– http://www.desiringgod.org/resource-library/sermons/how-important-is-church-membership (accessed on 2/22/2011.)

I hope you'll join a church. It's important for your spiritual growth.

I was at a conference a week ago and one of the speakers said, "If your hope and joy go up and down, then they're anchored to something other than Christ." Is that you? Sometimes that's definitely me. We can say this because Jesus is the Rock that doesn't change. If my hope is based on Jesus, then it doesn't change either.

There are lots of things that could cause my hope and joy to go up and down. I could base my joy on...

  • the respect of others
  • success in my job
  • my spouse's appreciation
  • my bank account (that definitely goes up and down!)
  • my kids' obedience
  • feeling loved
  • and many others

If my hope and joy are based on any of those, then they will go up and down depending on whether my particular itch is being scratched. However, I can have joy even if I don't get any of those other things because Jesus' love for me doesn't change. Base your hope and joy on Him and you'll have more hope and joy. Base it on anything else and your life becomes a scramble to eke out some hope and joy. Your hope and joy are fickle. Base them on Christ the Rock and they are stable.

Have a joyful and hope-filled day!

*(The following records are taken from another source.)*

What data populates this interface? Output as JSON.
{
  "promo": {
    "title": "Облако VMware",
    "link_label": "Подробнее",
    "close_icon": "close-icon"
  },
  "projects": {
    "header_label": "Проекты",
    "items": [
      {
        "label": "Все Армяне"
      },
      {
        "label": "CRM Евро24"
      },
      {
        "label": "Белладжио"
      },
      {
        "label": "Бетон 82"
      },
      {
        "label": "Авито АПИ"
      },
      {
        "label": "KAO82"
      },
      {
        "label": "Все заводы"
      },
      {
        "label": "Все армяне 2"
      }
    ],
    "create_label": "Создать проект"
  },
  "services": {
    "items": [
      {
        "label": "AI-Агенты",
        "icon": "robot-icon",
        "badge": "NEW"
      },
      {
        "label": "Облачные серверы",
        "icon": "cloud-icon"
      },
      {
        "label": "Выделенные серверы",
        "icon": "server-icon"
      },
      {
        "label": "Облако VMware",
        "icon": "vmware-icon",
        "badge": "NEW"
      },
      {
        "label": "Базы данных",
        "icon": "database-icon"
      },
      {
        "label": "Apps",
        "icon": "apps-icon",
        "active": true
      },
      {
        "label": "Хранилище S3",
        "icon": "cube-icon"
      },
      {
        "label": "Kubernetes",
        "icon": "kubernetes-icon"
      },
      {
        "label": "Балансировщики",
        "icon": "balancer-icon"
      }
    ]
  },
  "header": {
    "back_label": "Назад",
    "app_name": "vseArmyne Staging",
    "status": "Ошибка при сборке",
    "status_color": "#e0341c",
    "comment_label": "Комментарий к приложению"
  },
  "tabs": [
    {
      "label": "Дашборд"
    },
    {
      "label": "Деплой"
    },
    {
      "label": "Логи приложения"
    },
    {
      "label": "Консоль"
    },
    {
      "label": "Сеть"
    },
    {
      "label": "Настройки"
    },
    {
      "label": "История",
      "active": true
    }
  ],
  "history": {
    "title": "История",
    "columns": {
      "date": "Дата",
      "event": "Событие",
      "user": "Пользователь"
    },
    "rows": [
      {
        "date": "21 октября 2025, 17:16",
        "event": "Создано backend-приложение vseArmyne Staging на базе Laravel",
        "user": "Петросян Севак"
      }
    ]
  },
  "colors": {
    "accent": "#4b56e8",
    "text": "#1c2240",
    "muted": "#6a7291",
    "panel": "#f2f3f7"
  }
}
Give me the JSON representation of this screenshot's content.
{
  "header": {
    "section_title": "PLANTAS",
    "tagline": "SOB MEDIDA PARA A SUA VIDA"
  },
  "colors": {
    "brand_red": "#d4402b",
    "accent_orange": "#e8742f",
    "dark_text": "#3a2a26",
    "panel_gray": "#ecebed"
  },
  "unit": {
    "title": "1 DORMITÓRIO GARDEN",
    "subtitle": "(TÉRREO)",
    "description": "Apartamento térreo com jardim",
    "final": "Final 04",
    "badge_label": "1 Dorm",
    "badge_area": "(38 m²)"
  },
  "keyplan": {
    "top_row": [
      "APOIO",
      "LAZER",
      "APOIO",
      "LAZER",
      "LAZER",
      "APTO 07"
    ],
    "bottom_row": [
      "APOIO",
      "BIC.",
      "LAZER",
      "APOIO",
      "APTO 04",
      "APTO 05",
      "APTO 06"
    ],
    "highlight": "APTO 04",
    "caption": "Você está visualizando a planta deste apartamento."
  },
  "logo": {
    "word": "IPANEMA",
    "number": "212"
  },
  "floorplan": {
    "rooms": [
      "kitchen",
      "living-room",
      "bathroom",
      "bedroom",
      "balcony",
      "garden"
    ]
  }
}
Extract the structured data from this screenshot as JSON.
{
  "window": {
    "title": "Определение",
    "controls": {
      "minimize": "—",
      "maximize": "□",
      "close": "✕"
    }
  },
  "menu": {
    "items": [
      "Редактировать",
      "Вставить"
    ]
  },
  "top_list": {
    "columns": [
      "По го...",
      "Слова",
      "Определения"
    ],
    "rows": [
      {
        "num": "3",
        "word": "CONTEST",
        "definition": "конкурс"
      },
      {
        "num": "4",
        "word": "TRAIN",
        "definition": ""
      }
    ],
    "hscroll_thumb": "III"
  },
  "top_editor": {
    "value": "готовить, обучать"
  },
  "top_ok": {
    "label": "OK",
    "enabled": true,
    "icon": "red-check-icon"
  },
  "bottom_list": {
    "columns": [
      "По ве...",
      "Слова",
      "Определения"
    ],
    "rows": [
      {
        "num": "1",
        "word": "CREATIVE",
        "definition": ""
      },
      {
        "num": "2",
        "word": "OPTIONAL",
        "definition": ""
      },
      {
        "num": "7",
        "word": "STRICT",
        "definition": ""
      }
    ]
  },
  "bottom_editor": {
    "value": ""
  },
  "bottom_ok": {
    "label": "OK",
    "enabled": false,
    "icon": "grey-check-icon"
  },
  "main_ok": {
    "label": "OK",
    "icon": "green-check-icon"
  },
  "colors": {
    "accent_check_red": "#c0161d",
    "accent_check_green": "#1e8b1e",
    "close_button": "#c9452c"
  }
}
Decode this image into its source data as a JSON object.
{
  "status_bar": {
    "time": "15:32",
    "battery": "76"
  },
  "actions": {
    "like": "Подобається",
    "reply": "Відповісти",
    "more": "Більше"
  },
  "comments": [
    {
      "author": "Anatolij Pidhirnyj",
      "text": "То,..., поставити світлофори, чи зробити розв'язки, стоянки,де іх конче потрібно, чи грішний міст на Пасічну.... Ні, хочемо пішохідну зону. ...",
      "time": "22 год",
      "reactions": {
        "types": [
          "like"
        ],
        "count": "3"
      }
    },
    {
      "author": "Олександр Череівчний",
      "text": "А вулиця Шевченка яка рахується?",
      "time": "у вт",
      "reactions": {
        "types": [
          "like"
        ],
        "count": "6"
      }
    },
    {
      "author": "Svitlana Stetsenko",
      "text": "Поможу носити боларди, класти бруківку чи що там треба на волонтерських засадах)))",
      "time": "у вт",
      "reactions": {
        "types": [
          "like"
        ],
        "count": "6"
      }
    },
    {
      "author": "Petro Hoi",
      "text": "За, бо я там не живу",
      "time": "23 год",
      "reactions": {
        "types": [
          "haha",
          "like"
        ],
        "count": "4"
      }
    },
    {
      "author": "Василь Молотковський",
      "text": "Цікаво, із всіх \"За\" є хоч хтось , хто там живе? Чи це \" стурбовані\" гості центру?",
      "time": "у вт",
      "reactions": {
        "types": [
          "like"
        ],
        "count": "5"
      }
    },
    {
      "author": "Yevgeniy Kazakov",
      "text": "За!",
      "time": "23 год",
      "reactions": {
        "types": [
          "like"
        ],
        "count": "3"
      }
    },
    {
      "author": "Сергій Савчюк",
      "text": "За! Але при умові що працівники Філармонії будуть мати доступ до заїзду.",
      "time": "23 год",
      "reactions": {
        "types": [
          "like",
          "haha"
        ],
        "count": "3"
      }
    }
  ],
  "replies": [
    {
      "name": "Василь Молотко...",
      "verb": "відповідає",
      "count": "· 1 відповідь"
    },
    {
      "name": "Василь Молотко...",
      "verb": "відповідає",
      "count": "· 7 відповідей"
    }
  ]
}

I came across a short blog on anger that asks a series of great questions. The kind of questions that convict, but also give help with this universal sin. www.ccef.org/angry-person-always-last-know